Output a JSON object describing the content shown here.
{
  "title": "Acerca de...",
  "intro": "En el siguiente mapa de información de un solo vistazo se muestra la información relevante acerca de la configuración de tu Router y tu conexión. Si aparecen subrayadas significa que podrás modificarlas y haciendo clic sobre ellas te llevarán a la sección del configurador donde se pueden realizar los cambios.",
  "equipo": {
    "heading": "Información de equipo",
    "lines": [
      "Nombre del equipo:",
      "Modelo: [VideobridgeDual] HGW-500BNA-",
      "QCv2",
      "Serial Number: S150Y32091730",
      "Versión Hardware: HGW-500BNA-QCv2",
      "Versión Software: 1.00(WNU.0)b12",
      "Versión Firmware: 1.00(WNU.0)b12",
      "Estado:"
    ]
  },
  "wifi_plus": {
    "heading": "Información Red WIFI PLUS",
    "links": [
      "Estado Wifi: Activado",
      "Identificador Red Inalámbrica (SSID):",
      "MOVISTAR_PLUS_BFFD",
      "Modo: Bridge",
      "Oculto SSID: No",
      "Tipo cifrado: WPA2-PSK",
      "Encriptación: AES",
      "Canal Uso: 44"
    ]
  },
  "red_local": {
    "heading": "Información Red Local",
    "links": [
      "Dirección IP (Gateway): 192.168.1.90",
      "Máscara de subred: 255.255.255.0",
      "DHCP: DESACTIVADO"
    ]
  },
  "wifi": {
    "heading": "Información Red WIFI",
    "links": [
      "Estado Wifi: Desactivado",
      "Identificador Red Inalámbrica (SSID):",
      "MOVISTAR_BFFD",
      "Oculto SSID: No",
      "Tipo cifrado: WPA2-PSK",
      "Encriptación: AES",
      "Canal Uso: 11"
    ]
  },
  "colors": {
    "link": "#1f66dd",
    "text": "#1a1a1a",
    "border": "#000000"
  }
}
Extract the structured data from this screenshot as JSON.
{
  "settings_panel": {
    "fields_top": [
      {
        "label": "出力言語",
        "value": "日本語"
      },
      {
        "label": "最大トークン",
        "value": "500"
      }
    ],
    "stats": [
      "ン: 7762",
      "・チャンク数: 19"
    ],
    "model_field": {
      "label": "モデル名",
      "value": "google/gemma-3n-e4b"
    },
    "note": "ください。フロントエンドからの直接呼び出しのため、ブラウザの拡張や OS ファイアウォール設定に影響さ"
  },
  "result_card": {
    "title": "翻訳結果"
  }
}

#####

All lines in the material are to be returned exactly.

EXPECTED ANSWER:
Output a JSON object describing the content shown here.
{
  "title": "Acerca de...",
  "intro": "En el siguiente mapa de información de un solo vistazo se muestra la información relevante acerca de la configuración de tu Router y tu conexión. Si aparecen subrayadas significa que podrás modificarlas y haciendo clic sobre ellas te llevarán a la sección del configurador donde se pueden realizar los cambios.",
  "equipo": {
    "heading": "Información de equipo",
    "lines": [
      "Nombre del equipo:",
      "Modelo: [VideobridgeDual] HGW-500BNA-",
      "QCv2",
      "Serial Number: S150Y32091730",
      "Versión Hardware: HGW-500BNA-QCv2",
      "Versión Software: 1.00(WNU.0)b12",
      "Versión Firmware: 1.00(WNU.0)b12",
      "Estado:"
    ]
  },
  "wifi_plus": {
    "heading": "Información Red WIFI PLUS",
    "links": [
      "Estado Wifi: Activado",
      "Identificador Red Inalámbrica (SSID):",
      "MOVISTAR_PLUS_BFFD",
      "Modo: Bridge",
      "Oculto SSID: No",
      "Tipo cifrado: WPA2-PSK",
      "Encriptación: AES",
      "Canal Uso: 44"
    ]
  },
  "red_local": {
    "heading": "Información Red Local",
    "links": [
      "Dirección IP (Gateway): 192.168.1.90",
      "Máscara de subred: 255.255.255.0",
      "DHCP: DESACTIVADO"
    ]
  },
  "wifi": {
    "heading": "Información Red WIFI",
    "links": [
      "Estado Wifi: Desactivado",
      "Identificador Red Inalámbrica (SSID):",
      "MOVISTAR_BFFD",
      "Oculto SSID: No",
      "Tipo cifrado: WPA2-PSK",
      "Encriptación: AES",
      "Canal Uso: 11"
    ]
  },
  "colors": {
    "link": "#1f66dd",
    "text": "#1a1a1a",
    "border": "#000000"
  }
}
Extract the structured data from this screenshot as JSON.
{
  "settings_panel": {
    "fields_top": [
      {
        "label": "出力言語",
        "value": "日本語"
      },
      {
        "label": "最大トークン",
        "value": "500"
      }
    ],
    "stats": [
      "ン: 7762",
      "・チャンク数: 19"
    ],
    "model_field": {
      "label": "モデル名",
      "value": "google/gemma-3n-e4b"
    },
    "note": "ください。フロントエンドからの直接呼び出しのため、ブラウザの拡張や OS ファイアウォール設定に影響さ"
  },
  "result_card": {
    "title": "翻訳結果"
  }
}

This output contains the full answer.